Second, even the data point for the PCA is a bit isolated there away from the cluster. In a sense, we have the statistics of small numbers with three meaningful populations: the PC(USA) point on the right, the PCA point in the middle and the cluster containing everyone else on the left.
However, looking at the data and the trend line it still seems to be a decent fit. Yes, the PC(USA) has leveraged it but the predicted 9.11 accounts for the PCA is still reasonably close to the actual 10 accounts. So let’s test the leveraging.
Dropping the PC(USA) point from the linear regression and fitting only on the lower nine points, including the PCA, the correlation drops to 0.827. So there is a correlation drop indicating some leveraging but that is still a respectably strong number. But have a look at the plot…
So if the trend line is only based on the lower nine data points and then extrapolated out four times that distance to predict the PC(USA) value, it only over-estimates by 1.54. This is starting to look like a more robust relationship.
Having now had a look at the data let me tell you that what I found is significantly different than my expected outcome. You might have noticed that a bit of my bias crept into the last post regarding the PC(USA) having a high number of Twitter accounts. As I was compiling that list it seemed to me that the church had gone wild in creating accounts. Well, when viewed from the perspective of number of accounts per thousand members (that would be 0.024 accounts/member for the trend line if you care) the number is right in line with everyone else. They just happen to be four times larger than the next largest branch so the number of accounts is four times larger.
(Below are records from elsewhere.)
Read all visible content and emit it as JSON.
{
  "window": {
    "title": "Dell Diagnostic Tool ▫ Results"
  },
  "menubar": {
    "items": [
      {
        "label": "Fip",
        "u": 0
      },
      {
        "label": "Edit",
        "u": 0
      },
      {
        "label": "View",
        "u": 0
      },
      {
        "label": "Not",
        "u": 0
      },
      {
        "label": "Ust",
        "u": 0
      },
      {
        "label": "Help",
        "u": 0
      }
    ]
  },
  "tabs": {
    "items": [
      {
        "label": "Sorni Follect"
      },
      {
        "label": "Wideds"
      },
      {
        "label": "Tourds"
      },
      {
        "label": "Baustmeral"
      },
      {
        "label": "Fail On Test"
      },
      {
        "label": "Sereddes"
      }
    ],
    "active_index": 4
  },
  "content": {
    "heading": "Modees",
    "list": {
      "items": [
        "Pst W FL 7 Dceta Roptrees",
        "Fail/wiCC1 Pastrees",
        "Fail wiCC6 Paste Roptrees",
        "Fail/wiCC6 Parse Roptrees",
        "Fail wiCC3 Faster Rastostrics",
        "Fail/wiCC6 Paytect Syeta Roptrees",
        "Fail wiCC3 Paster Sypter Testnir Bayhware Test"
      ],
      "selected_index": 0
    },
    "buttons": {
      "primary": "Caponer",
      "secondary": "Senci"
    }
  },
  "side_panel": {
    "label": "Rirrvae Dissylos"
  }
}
From a statistical point of view I went into this expecting that I would never be able to plot this on a linear line. I was expecting to have to fit it to a log scale on the number of accounts axis. Furthermore, from past experience I also expected the leveraging to be more dramatic and the extrapolated line to miss by a wider margin. So I share this little experiment to document something that truly surprised me when I took a close look at it. And furthermore, the decision of which accounts to include and which to exclude from the count was made at the beginning and carried through the analysis. It would of course be interesting to try this again with other subsets but I have not tried those and will leave that for another day.
Now, what we can say is that the number of accounts that the PCA and the PC(USA) have are completely in line with each other and generally with the smaller churches as well. While the smaller branches scatter a bit more around the line the trend is generally evident in that cluster.
What we can not say is whether, from an administrative and social media point of view, the PC(USA) and maybe the PCA have too many Twitter accounts. There is a statistical relationship here but that does not tell us whether the number of accounts per member helps or does not help get the message out. Furthermore, this relationship does not answer any questions about the consistency or coherence of the message in social media or the diversity of the branch as a whole.
Some of my preliminary thoughts are what this might mean for scaling relationships of institutional structure and self-similarity as a means of probing institutional development. In particular, it might be an interesting on-going study to see how accounts might be added as ECO becomes larger and how accounts might go dormant as the PC(USA) scales back its operations.
But it is a very interesting relationship and I put it out there for any social media theorists or practitioners who might be interested in this sort of thing. As I said, I was surprised by the proportionality, robustness and consistency of the relationship. I welcome any of you that are interested to continue pondering with me what possible implications there might be.